Reification

Contrary to the amazingly ahistorical discourses on the nature of the state and its survivability in some circles, particularly in Africa where the extant eurocentric conquest social sciences curriculum essentially reifies the “state”, the state is very much a transient relationship in human history: Kemet, Roman “empire”, Ghana “empire”, Mali “empire”, Czarist “empire”, Austro-Hungarian “empire”, Ottoman “empire”, Portuguese “empire”, Spanish “empire”, British “empire”, French Indo-China, Malaya Federation, Anglo-Egyptian-Sudan, Central African Federation, United Arab Republic, Mali Federation, Senegambia Confederation, West & East Pakistan, Soviet UnionYugoslaviaCzechoslovakiaEthiopia, the Sudan... What has indeed been the enduring feature of the state in world history on this accord, thankfully, has rather been “divisibility”, “dissolubility”, “destructibility”, each the antonym of that 3-headed genocidist mantra mouthed off at random by quite a few spokespersons of especially the genocide-state in Africa.

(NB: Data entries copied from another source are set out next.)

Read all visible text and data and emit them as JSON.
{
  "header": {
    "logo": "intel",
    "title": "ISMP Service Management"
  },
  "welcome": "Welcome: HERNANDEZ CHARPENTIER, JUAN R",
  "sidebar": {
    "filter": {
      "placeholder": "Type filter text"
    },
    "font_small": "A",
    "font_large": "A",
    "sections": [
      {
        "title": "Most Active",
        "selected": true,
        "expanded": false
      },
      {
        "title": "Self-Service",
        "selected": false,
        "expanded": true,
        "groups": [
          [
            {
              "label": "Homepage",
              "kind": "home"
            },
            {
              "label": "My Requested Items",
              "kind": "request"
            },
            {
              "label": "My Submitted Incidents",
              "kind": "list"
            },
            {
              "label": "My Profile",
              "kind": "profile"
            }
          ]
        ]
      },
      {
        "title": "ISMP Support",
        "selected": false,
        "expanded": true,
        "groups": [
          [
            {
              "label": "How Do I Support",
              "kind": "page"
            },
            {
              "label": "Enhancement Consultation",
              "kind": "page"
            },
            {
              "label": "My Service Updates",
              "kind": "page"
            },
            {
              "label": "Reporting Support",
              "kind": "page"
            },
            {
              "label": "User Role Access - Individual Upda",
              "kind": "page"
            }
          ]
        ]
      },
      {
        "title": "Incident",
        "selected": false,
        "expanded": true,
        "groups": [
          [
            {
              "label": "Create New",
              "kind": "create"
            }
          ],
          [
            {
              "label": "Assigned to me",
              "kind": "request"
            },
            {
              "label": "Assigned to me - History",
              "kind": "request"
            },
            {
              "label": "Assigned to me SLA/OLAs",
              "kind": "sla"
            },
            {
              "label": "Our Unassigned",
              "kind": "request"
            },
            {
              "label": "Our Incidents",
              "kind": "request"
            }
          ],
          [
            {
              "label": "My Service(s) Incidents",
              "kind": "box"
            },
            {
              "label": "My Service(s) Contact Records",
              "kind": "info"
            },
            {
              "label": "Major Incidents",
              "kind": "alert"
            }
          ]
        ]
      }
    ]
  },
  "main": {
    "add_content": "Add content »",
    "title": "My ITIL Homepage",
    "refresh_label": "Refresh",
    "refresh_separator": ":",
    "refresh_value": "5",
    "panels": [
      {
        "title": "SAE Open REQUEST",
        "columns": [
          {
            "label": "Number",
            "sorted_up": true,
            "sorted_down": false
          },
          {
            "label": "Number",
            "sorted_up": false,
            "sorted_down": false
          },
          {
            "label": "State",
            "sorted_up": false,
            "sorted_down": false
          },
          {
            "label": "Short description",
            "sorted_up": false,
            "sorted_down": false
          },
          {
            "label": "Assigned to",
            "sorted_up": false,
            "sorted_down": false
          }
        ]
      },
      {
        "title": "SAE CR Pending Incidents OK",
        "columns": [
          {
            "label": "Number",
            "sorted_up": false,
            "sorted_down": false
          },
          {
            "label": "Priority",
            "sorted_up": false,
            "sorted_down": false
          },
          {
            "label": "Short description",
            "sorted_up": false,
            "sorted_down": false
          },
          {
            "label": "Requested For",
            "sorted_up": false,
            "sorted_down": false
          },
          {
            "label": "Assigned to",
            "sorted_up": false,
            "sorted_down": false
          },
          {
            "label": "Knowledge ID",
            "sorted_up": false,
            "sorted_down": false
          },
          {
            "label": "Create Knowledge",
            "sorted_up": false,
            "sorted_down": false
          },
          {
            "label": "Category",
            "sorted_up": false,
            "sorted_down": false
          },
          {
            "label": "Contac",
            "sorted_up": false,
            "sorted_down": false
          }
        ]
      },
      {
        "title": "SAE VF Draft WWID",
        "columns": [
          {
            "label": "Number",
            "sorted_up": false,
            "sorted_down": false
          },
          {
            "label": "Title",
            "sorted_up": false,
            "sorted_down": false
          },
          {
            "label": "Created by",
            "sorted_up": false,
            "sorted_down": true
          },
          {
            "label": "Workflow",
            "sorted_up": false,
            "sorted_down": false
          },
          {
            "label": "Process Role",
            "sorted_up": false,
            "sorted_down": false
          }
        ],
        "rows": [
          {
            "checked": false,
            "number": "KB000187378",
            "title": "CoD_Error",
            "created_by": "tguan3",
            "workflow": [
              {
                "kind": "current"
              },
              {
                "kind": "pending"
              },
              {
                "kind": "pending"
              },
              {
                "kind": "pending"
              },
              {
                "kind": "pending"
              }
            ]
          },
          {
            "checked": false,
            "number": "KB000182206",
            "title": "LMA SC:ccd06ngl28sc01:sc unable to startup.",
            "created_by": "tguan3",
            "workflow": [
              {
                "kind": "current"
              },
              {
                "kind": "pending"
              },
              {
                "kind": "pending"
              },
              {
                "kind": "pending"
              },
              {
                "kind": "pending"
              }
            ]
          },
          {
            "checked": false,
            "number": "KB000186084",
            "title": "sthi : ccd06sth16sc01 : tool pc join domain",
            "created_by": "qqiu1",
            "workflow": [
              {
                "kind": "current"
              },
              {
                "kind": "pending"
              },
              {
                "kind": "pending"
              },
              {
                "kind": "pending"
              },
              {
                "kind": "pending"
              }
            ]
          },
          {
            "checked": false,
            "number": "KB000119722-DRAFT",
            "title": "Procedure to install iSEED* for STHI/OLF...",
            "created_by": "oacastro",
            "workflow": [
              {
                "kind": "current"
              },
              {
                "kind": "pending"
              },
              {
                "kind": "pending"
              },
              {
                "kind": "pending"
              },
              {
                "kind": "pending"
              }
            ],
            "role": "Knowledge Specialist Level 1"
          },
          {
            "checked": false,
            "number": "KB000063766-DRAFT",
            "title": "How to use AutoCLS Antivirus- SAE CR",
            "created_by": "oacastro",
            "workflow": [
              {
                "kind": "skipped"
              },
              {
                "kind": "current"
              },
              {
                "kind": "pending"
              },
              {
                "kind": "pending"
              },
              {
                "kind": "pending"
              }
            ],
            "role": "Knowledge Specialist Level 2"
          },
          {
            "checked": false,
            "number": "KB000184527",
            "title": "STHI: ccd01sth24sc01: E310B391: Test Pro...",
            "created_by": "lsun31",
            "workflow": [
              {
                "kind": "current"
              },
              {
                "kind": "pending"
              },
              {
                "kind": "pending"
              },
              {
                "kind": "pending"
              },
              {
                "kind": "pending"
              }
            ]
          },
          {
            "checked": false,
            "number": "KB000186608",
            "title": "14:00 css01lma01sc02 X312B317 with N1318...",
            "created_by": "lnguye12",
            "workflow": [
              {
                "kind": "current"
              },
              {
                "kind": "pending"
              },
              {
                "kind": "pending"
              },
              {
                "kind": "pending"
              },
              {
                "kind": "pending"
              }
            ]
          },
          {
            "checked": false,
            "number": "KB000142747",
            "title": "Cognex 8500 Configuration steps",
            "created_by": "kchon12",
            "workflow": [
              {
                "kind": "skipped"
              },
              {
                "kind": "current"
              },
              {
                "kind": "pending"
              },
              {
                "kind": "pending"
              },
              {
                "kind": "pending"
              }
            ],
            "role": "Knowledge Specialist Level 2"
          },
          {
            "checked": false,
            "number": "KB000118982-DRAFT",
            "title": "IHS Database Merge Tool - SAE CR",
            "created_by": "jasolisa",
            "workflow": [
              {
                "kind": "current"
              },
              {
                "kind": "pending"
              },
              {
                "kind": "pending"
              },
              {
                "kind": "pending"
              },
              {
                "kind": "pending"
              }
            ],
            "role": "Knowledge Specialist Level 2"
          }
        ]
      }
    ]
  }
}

IT IS THEREFORE not surprising that twenty-three (23) new states have, for example, emerged in Europe since the end of the 1980s. Even though a population of about 350 million, one-third of Africa’s, Europeans presently have more states per capita than peoples of Africa! And as history shows, the catastrophe is not the collapse of the state; the catastrophe is the attempt to destroy constituent peoples within the state as the Anglo-Nigeria amalgam has sought in Biafra since 29 May 1966.  Here lies the Igbo question and the historically grounded response of the Biafra mission.

Twitter @HerbertEkweEkwe